D.C. Poet Laureate Dolores Kendrick Honored
5/1/2012, 10:21 p.m.
25th Anniversary Celebration of "The Women of Plums"
On Thursday, May 3rd, the D.C. Commission on the Arts and Humanities will present a special program at Busboys & Poets celebrating the 25th
anniversary of D.C.'s Poet Laureate Dolores Kendrick's acclaimed book of poetry, "The Women of Plums: Poems in the Voices of Slave Women,"
in observation of National Poetry Month, April 1st through the 30th.
The book, originally published by William Morrow and Company, sold more than 5,000 copies, a rarity for books of poetry. A few years ago,
it was in danger of going out-of-print, but through an editor friend, Dolores Kendrick now holds all the rights to the award-winning volume.
Kendrick was appointed Poet Laureate of Washington, D.C. in 1999 and has never turned back. She is only the second person to hold the title
- the first was renowned poet Sterling Brown.
Originally published in 1989 [so not quite 25 years, but close enough, according to the poet,] "The Women of Plums" was not a book that
Kendrick decided to write. "It decided me," she said.
The collection of poems was originally inspired by the story of a slave woman who killed all of her children rather than see them
enslaved which Kendrick found in a book she was reading; Gerda Lerner's "Black Women in White America."
"The book talked about the achievements of black women. When I read the story of Peggy, the one who killed her children, a poem came to me
so quickly," Kendrick recalled. She became interested in the stories of Black enslaved women, since
most of the slave narratives published were by men. "Someone gave me copies of slave narratives from the Roosevelt era," she said "I got
leave from Exeter and got a fellowship - actually two - from Yaddo, so I took a year off." Yaddo is a prestigious writers' retreat in
Saratoga Springs, N.Y.
Kendrick taught at the esteemed Phillips Exeter Academy in New Hampshire for 21 years, but during her time off from teaching, she
traveled to Louisiana, South Carolina, the Georgia Sea Islands and even Mount Vernon to do background research.
"I relied on the narratives to some extent. I would put the name on the top of the page and the poems began coming. Friends told me I was
channeling. I wrote in dialects that I didn't know, and used words that I don't use. The words came to me, like the story of Peggy, and I
had various instances like that so I know I was channeling. I was also alone and feeling their pain," she added. Often she used the original
names of the slave women, but at other times she used names from her family.

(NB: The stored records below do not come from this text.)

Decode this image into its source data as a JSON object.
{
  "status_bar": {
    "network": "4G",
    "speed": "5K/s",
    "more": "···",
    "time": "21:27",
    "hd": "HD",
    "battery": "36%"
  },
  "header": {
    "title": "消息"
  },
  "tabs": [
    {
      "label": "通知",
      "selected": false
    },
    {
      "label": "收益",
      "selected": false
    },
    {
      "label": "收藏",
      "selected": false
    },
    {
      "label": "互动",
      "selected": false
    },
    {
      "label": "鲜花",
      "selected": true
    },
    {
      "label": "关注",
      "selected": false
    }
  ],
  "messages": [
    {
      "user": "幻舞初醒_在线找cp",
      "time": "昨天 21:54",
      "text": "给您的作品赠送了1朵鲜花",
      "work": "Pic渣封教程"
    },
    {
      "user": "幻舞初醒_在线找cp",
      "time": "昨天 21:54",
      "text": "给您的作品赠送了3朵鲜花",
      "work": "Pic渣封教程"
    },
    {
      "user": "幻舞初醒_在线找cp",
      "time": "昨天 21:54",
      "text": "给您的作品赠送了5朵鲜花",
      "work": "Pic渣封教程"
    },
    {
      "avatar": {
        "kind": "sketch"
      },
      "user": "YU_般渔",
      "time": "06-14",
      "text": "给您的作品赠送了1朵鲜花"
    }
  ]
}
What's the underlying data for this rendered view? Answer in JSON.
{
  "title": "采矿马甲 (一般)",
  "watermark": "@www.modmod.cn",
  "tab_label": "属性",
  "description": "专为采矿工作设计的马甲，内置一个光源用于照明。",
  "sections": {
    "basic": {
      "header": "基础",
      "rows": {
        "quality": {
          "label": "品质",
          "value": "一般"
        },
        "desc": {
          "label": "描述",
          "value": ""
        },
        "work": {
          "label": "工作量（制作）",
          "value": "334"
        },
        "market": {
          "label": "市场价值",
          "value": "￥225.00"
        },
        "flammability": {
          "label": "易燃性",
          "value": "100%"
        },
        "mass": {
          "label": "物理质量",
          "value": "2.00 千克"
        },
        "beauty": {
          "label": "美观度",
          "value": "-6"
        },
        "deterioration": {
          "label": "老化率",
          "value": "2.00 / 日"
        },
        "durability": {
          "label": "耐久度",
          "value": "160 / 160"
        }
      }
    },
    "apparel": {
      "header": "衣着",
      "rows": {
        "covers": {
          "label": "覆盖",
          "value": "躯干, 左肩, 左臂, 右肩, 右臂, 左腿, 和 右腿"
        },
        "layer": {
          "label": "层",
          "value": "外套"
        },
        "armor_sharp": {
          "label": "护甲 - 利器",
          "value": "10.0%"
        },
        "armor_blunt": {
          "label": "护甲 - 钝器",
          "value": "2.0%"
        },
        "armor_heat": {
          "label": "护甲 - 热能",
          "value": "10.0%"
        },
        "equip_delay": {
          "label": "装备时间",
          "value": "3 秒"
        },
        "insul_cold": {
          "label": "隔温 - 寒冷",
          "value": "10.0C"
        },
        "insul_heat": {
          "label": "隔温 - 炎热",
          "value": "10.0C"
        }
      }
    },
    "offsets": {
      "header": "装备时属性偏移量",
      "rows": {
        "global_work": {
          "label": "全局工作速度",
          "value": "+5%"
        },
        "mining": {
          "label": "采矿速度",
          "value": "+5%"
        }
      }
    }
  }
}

"I finished 'Plums' while at Exeter," she said. "One time, I was asked to read at the African Meeting House and stood in the very spot where
William Garrison brought the slaves in." William Lloyd Garrison was a 19th century abolitionist who published the newspaper "The Liberator"
and used the African Meeting House, the oldest church edifice in the United States in Boston, Mass., as a safe house for fleeing slaves on